Well its my first day back from the Tour of Abitibi and after I finally got done unpacking I decided I would tell you guys a little bit about living the stage racing life.
From the start it was a very interesting race and I knew immediately that it was going to be something new for me and a learning experience. The second I found out that we were sleeping in classrooms on foam mattresses I knew that this would be kinda a good wake up call of how to rough it.
Even though it was a class room me and the gang figured out how to hook up the projector and use it to play a bunch of movies from this cool website we found so that basically made the room a lot more nice to stay in and gave us something to do in our spare time.
The university that we were staying in looked nice but it had no air conditioning whatsoever, which meant that myself and the other guys would be fighting each every moment for the one and only fan that was provided for us.
Now thats basically where we spent most of our time; that and the cafeteria. We would go there every day to get our food which consisted of eggs and ham in the morning (everyday), pasta and rolls for lunch, and chicken on a stick with green beans.
It wasn’t much but it was one of our favorite places in Canada at the time because it was the only place with good wifi in the building. We would basically eat and chill out there for a good bit and get caught up with the outside world and the tour.
After that we would head over to Subway where we would get clocked for $11.00 for a sandwich. It sucked but thats the price you pay for real food in Canada.
Now lets talk about getting ready for the race. Most of the days you would have to take a bus over to the start and because of that you would have to pack up everything you needed and or wanted before, during, and after that race. This would also take a lot of your time up before you get on that bus to get everything ready so you would have everything you needed.
Once you got to the race you would have to locate a changing room to put your gear on. After that you would head over and look at the map of the course and figure out where the wind was and the climbs and then grab some bars and gues. Once you have accomplished this you head over to the sign in and…wait for it…. sign in, After that you would head over to roll out, and if you pass your last stop would be the starting line.
Each race had a bit of a neutral start where you would stay behind the comisar for a couple kilometers.
This was usually the scariest part of the race because of the fact that guys would try and draft of the comisar and she didn’t like them getting close so she would speed up but she also didn’t want to get to far so she would slow down and the guys would sprint back up to her and this caused a lot of chaos in the field.
Now on the racing side of things it was very aggressive.
There would be constant attacks and if an attack got up the road and it didn’t get pulled back, eventually everyone would just make there way into it. The cool thing was that we would be flying doing averages of 27+ mph on 76 mile road races.

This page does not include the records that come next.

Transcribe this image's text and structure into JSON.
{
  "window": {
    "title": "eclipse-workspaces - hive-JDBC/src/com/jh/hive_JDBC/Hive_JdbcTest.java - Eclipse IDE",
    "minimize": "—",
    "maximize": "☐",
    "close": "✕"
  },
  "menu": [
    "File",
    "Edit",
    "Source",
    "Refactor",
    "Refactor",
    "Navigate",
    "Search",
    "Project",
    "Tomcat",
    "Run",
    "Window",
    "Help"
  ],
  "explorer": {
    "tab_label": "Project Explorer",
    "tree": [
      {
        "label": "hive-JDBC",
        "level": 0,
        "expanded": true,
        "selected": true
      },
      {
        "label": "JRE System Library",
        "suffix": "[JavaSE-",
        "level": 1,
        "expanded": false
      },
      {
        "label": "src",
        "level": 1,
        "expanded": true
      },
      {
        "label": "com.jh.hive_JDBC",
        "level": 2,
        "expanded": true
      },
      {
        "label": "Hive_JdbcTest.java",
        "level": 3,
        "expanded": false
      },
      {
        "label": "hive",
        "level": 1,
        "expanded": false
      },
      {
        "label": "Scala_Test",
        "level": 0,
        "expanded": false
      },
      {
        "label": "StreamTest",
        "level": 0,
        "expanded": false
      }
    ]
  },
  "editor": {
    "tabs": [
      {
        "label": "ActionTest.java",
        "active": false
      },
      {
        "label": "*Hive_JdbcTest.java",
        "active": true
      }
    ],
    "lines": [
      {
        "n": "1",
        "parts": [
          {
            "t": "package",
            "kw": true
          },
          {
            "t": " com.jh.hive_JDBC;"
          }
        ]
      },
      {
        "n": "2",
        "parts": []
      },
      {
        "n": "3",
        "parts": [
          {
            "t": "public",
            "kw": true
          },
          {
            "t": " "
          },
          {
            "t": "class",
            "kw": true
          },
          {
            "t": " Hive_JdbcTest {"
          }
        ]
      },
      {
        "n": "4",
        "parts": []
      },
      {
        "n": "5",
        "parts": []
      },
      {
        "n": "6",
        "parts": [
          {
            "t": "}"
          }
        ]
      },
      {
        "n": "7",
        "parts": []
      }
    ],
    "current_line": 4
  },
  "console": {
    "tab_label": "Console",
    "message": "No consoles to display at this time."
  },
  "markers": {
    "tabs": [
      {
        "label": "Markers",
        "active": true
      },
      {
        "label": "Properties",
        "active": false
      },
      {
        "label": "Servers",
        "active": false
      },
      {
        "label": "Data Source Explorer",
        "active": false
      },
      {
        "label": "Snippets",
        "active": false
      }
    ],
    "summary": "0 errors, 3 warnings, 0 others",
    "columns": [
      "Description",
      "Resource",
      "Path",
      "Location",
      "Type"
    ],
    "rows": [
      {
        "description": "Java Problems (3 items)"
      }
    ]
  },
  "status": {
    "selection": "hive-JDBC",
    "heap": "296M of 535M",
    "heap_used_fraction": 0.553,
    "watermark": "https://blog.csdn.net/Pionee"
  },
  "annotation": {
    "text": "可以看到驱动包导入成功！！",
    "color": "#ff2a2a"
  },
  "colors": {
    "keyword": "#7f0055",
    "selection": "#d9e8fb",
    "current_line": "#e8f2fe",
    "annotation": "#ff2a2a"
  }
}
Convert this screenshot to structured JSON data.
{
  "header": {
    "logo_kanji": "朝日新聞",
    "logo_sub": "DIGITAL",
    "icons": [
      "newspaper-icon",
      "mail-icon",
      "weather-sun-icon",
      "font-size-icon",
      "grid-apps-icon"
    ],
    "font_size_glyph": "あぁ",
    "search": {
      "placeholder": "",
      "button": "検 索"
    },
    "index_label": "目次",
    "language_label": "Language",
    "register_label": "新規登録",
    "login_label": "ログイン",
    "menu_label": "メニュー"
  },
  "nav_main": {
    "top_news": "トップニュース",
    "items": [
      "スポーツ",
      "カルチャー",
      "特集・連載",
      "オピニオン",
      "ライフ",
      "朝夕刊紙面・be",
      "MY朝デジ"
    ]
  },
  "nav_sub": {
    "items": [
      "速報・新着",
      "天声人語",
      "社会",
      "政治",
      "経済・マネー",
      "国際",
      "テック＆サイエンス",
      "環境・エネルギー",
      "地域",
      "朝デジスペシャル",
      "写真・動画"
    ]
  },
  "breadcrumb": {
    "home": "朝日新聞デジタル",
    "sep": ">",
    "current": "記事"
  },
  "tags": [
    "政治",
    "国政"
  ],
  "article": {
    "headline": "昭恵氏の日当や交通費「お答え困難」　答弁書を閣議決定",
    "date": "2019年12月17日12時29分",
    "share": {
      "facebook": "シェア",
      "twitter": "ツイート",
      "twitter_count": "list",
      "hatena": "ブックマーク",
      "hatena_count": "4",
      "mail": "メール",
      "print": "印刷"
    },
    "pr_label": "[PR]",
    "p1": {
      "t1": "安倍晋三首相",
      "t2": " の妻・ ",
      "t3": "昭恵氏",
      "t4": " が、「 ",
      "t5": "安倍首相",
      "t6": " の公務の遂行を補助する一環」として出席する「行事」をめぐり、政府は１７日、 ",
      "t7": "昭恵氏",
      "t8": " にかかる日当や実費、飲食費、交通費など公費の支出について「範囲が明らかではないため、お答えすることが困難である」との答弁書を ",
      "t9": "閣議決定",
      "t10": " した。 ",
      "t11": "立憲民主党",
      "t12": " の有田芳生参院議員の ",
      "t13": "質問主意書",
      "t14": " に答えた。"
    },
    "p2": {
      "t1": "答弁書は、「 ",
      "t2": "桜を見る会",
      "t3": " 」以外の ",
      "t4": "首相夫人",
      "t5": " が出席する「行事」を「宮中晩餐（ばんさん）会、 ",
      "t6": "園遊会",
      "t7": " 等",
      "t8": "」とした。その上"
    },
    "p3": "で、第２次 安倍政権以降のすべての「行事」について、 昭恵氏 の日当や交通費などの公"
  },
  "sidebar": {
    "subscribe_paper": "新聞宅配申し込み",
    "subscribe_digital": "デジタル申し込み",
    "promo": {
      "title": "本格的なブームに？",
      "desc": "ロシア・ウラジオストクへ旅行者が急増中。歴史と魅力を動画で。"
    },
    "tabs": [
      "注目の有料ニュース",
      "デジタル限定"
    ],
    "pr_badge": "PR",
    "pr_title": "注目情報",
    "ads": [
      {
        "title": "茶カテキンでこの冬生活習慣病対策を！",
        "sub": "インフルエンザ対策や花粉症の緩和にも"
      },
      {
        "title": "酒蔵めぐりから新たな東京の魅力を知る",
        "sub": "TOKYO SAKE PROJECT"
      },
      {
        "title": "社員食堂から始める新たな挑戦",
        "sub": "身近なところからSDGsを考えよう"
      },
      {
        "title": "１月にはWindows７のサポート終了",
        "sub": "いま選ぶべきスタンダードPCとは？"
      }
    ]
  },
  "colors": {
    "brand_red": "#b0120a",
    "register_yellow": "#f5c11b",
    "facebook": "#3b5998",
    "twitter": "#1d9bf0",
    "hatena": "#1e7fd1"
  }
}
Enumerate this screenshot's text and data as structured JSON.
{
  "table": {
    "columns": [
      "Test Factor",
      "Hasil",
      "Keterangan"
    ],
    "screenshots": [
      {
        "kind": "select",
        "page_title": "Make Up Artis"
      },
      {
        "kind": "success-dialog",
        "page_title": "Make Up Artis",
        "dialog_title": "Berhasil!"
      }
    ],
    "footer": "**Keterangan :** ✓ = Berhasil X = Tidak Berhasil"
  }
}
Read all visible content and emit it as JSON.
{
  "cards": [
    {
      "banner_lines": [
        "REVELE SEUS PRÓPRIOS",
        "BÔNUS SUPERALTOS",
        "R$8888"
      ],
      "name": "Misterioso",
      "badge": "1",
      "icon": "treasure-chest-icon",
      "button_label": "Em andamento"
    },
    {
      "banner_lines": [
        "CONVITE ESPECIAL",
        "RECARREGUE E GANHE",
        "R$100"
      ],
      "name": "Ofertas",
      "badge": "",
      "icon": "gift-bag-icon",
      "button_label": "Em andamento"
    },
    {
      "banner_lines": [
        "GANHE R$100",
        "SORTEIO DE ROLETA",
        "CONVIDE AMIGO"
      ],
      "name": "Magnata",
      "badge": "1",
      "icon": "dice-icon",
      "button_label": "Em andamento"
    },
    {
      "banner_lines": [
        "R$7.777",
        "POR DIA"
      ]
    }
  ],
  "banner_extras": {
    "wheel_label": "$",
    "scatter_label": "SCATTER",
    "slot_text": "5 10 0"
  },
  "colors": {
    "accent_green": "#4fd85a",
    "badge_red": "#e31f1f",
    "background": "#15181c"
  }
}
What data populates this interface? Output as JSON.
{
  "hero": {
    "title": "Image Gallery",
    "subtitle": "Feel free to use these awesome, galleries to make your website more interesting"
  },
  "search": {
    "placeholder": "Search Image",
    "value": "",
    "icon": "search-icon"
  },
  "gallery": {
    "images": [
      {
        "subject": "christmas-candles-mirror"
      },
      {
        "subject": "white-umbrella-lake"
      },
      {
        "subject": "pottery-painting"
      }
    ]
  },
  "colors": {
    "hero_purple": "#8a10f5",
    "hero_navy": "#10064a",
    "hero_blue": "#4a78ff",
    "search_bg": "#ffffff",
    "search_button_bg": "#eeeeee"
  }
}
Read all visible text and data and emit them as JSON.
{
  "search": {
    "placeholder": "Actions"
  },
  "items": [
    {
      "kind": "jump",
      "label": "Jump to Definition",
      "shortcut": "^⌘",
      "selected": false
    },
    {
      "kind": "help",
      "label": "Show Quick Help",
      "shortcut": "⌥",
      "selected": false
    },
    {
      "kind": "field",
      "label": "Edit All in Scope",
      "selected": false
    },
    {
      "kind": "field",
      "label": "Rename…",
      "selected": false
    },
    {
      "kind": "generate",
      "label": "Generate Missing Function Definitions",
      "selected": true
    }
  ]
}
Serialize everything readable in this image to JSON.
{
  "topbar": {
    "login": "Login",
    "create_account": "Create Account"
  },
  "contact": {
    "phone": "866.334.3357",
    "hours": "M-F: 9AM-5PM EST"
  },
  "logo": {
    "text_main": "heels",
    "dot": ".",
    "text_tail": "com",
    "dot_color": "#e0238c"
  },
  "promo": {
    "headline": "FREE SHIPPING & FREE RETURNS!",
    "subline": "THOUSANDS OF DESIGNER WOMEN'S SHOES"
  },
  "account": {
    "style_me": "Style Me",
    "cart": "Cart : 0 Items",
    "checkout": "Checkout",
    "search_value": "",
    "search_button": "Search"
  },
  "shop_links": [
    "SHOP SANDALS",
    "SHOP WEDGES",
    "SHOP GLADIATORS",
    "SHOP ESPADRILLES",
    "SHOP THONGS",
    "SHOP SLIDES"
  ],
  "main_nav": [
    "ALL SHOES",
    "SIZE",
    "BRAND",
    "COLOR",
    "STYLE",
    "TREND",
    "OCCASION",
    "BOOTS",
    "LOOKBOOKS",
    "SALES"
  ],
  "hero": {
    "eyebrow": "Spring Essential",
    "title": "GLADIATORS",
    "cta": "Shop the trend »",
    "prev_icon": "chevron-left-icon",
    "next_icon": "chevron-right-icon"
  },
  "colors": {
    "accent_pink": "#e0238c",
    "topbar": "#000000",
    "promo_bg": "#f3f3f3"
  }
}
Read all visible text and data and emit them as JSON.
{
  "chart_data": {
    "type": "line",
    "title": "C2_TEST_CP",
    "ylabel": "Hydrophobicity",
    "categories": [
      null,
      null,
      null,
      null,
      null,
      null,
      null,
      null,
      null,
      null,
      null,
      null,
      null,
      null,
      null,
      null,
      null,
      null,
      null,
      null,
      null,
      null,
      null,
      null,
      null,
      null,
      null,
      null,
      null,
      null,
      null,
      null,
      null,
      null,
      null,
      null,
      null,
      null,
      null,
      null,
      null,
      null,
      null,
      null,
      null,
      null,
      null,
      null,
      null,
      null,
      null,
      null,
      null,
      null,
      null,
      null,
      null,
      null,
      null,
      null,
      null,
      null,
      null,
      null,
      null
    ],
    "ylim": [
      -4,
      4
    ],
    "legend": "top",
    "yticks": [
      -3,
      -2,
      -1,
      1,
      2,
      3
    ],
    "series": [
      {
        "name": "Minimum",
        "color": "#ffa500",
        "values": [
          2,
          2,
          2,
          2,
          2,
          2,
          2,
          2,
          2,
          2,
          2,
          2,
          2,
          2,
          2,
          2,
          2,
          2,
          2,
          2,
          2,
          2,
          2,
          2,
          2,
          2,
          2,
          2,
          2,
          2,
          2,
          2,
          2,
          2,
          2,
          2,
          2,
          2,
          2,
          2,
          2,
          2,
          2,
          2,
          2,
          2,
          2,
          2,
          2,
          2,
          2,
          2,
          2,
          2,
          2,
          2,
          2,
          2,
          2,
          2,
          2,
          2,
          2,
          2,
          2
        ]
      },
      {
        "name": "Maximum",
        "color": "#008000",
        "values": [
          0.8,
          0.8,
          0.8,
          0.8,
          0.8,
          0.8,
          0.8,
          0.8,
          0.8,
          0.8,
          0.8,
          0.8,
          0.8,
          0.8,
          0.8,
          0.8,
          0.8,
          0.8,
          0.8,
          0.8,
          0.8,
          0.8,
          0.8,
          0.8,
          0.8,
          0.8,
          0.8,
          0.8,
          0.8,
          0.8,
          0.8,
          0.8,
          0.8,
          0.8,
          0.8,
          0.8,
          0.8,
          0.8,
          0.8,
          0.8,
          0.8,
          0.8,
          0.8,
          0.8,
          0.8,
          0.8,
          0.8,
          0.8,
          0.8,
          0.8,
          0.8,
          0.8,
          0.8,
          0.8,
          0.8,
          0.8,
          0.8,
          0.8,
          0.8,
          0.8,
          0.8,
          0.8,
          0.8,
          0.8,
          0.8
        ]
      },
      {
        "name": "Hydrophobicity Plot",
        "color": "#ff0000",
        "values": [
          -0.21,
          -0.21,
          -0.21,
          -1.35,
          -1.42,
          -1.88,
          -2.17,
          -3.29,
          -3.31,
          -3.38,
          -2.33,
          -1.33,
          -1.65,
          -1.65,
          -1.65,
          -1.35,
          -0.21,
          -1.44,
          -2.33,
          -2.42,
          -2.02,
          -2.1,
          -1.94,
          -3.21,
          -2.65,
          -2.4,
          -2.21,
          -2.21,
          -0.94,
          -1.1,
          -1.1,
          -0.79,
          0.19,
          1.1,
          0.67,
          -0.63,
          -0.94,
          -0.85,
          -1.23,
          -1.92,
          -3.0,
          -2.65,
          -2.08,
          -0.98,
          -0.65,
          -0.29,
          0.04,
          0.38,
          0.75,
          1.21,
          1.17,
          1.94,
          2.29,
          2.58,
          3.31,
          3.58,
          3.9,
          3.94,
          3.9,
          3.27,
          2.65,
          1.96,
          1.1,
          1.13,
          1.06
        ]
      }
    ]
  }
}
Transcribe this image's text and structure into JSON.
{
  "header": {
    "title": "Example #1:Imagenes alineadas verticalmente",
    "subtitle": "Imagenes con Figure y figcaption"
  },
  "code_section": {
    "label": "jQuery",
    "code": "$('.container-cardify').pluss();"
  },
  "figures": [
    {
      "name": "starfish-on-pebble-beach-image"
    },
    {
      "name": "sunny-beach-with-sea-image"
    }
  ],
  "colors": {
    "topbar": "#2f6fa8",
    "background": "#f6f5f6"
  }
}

If you wanted to get off the front sometimes in order to get the initial split you would have to come off doing 40 mph, it was nuts but crazy awesome.
The only sucky part was the fact that the courses were super flat and when there were hills they usually had KOMs on them and my director told me that he didn’t want me to go for them, which basically sucked because it seemed like the Colombians were the only ones concerned with them.
When it came down to the finishes, for about five out of the seven stages we finished in this seven mile circuit and I would attack like mad and take a two to go flyer with a three other guys then get brought back, or a one to go flyer then get brought back due to the teams wanting it to be a sprint, and after that I would just try and stay out of the crashes to protect my gc for our team.
Thats basically what would go down on a day to day bases. It was a really cool experience and just a ton of fun. I’m definitely a lot stronger now than before I did the race, and I can’t wait to do it again.